|Sep 9, 1992||AS||Assignment|
Owner name: VAC ACQUISITION CORP., DISTRICT OF COLUMBIA
Free format text: ASSIGNMENT OF ASSIGNORS INTEREST.;ASSIGNOR:LTV AEROSPACE AND DEFENSE COMPANY;REEL/FRAME:006253/0348
Effective date: 19920831
Owner name: VOUGHT AIRCRAFT COMPANY, DISTRICT OF COLUMBIA
Free format text: ASSIGNMENT OF ASSIGNORS INTEREST.;ASSIGNOR:VAC ACQUISITION CORP.;REEL/FRAME:006253/0362
Effective date: 19920831
|Sep 11, 1992||AS||Assignment|
Owner name: CITICORP NORTH AMERICA, INC., A DE CORP., GEORGIA
Free format text: SECURITY INTEREST;ASSIGNOR:VOUGHT AIRCRAFT COMPANY, A DE CORP.;REEL/FRAME:006290/0427
Effective date: 19920831
|Feb 16, 1993||AS||Assignment|
Owner name: LTV AEROSPACE AND DEFENSE COMPANY, TEXAS
Free format text: CHANGE OF NAME;ASSIGNOR:VOUGHT CORPORATION;REEL/FRAME:006414/0084
Effective date: 19921026
|Oct 15, 1993||AS||Assignment|
Owner name: NATIONSBANK OF TEXAS, N.A., AS AGENT AND ADMINISTR

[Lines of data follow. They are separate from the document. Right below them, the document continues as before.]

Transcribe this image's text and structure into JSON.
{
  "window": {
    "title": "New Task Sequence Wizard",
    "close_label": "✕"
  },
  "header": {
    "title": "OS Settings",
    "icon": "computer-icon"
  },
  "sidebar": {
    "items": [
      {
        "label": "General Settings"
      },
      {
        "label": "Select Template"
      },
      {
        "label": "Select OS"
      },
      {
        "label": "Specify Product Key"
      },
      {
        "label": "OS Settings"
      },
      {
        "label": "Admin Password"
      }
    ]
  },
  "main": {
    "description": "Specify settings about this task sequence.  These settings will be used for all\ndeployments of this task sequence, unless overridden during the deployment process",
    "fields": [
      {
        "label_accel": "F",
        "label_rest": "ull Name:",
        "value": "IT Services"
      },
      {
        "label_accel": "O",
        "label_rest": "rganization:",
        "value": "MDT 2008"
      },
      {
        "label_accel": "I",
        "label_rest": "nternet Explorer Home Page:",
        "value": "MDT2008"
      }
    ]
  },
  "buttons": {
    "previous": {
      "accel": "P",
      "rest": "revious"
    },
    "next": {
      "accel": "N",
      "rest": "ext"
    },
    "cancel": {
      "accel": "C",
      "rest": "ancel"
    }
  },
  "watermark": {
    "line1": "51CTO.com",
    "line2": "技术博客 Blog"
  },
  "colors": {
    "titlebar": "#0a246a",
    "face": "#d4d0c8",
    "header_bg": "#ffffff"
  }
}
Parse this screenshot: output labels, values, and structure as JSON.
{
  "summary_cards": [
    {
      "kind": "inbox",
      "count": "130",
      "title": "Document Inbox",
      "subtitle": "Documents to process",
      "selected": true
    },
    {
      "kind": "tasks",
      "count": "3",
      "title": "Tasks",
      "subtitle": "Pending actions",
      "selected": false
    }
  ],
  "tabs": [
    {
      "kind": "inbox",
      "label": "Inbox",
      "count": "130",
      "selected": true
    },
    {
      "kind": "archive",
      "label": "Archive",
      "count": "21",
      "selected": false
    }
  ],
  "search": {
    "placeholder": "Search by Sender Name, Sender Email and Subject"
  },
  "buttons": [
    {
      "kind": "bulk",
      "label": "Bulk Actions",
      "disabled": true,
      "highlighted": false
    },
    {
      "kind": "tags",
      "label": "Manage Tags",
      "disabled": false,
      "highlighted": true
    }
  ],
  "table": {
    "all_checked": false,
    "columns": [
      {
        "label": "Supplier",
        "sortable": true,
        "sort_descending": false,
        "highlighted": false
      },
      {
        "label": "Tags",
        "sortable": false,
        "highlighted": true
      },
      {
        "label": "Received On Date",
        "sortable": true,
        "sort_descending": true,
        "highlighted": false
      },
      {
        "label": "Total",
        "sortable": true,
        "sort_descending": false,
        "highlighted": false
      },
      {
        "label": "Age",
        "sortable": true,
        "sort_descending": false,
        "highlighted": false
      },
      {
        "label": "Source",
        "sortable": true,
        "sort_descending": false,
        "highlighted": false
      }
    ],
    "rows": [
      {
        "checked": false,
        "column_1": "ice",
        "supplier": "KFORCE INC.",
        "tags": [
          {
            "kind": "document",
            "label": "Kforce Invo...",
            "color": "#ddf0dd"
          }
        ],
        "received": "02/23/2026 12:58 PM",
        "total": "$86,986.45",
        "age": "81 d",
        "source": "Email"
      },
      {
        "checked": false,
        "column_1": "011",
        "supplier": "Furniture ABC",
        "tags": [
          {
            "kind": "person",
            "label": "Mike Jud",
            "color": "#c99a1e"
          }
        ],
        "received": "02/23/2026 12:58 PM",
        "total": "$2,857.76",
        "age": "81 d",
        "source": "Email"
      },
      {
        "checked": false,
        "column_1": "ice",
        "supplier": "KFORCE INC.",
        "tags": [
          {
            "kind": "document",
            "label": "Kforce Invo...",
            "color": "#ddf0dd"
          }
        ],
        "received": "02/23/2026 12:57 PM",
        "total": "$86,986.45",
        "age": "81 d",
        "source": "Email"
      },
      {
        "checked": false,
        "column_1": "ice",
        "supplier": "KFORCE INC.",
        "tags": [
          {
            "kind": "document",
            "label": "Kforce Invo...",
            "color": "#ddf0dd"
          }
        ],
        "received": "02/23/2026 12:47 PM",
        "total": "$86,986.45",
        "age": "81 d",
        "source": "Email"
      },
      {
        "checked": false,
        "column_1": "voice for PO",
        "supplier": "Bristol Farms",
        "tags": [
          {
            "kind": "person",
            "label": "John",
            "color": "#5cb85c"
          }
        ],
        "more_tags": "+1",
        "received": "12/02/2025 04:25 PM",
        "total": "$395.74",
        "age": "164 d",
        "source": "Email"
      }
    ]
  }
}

Free format text: SECURITY INTEREST;ASSIGNOR:VOUGHT AIRCRAFT COMPANY;REEL/FRAME:006728/0923
Effective date: 19931012